The Week Ahead in the Capital Markets — April 14, 2009

April 15th, 2009 · No Comments


CMC Logo - sm - black lettering 

Never fear.  We have a new put option protecting us.  Remember the Greenspan put?  That’s the one that protected the stock market in the late ‘Nineties.  It was always safe to buy stocks because Greenspan would lower rates to support stocks every time they dipped.  Today we have the Obama-Bernanke-Geithner put option.  It works like this:  buy ten-year Treasuries (or mortgages or some other government bond) when yields approach 3.00%, and sell them when yields push towards 2.50%.  The Greenspan put worked until it didn’t.  The same will be true for the Obama-Bernanke-Geithner put.

The MBA’s index of mortgage activity surged to multi-year highs once again last week, as mortgage refinance activity roared on.  Mortgage rates to the consumer hover a full 1.00% above yields on mortgage securities, a sure source of mortgage origination profits if there ever was one.  But, alas, these profits can be fleeting, and are the simple result of supply and demand.  A limited supply of mortgage processing capacity faces a huge demand for mortgage refinances. 

As an aside, CMC has several open positions for experienced mortgage sales and secondary personnel.  Please let us know if you or someone you know might be interested.

Led by Wells Fargo’s announcement of record profits, the stock market continued its best run since 1938.  Financial stocks soared more than 50%, to their richest levels in many months.  Stocks would be a “buy” except for a lack of any credible evidence that the housing bust, and the recession it has wrought, is anywhere near to being over. 

A report from T2 Partners, a New York money management firm, predicts housing prices will decline 45%-50% from their peak (currently, prices are down 32%).  And they’ll bottom in mid-2010.  And more mortgage securities losses are on the way.  Mortgages securitized by Wall Street represent 16% of all mortgages, but a staggering 62% of seriously delinquent mortgages. Sub-prime and Alt-A mortgages started the party; the guys at T2 think that defaulting option ARMs, prime loans and home-equity lines of credit will be next. 

Stock market bulls hope that the Fed’s current plan for quantitative easing – “printing money” in finance-speak – will spur a recovery, just as it did in the ‘Thirties.  Stocks quadrupled between 1932 and 1937 (they fell 90% prior to that rebound).  But wait for some signs of recovery before jumping in.  Solid economic growth is not within sight, and estimates for first quarter GDP put the total economic decline above 7.00%, dangerously near depression levels (that we will actually experience a classic depression, with an aggregate decline more than 10%, is not certain). 

U.S. Attorney General Eric Holder tried to put the Somali pirate attacks in perspective.
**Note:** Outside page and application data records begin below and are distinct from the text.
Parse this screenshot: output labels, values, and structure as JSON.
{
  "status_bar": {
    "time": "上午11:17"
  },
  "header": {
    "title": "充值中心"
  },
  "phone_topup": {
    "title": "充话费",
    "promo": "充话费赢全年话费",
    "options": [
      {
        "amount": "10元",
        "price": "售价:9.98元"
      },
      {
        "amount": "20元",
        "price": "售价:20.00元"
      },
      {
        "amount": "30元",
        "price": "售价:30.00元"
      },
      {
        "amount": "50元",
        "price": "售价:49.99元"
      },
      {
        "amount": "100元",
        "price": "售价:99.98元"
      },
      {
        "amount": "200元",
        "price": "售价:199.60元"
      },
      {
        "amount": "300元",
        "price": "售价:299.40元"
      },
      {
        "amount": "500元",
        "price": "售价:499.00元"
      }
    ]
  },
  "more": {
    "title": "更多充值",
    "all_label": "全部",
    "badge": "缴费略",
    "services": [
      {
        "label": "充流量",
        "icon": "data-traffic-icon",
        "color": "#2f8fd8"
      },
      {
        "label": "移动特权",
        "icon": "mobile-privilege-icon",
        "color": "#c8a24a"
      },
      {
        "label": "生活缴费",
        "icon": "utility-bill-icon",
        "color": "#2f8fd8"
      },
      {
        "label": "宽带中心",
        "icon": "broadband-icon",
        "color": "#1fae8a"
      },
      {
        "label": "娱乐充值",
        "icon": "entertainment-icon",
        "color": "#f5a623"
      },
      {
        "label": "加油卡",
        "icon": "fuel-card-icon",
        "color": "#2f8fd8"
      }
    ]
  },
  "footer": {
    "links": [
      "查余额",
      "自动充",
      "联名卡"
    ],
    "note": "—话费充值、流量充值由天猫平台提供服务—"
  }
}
He said this is the first act of piracy against the United States literally “in hundreds of years.”  Well, if you don’t count AIG of course.  – Jay Leno

Thanks for your business and have a good week.            — Tom Millon

About Capital Markets Cooperative
Capital Markets Cooperative (CMC) provides mortgage bankers with the economies of scale and the expertise to reduce risk and maximize profit in the secondary market. Regarded as the premier secondary marketing specialist in the industry, CMC has worked with financial institutions nationwide to break traditional barriers in capital markets and take performance and profits to the next level. To date, CMC executives have managed more than $500 billion of mortgage volume.  For more information about Capital Markets Cooperative, visit or call 904.543.0052 or e-mail
[email protected].

Tags: Commentary · Mortgage Market · Tom Millon

0 responses so far ↓

  • There are no comments yet...Kick things off by filling out the form below.

Leave a Comment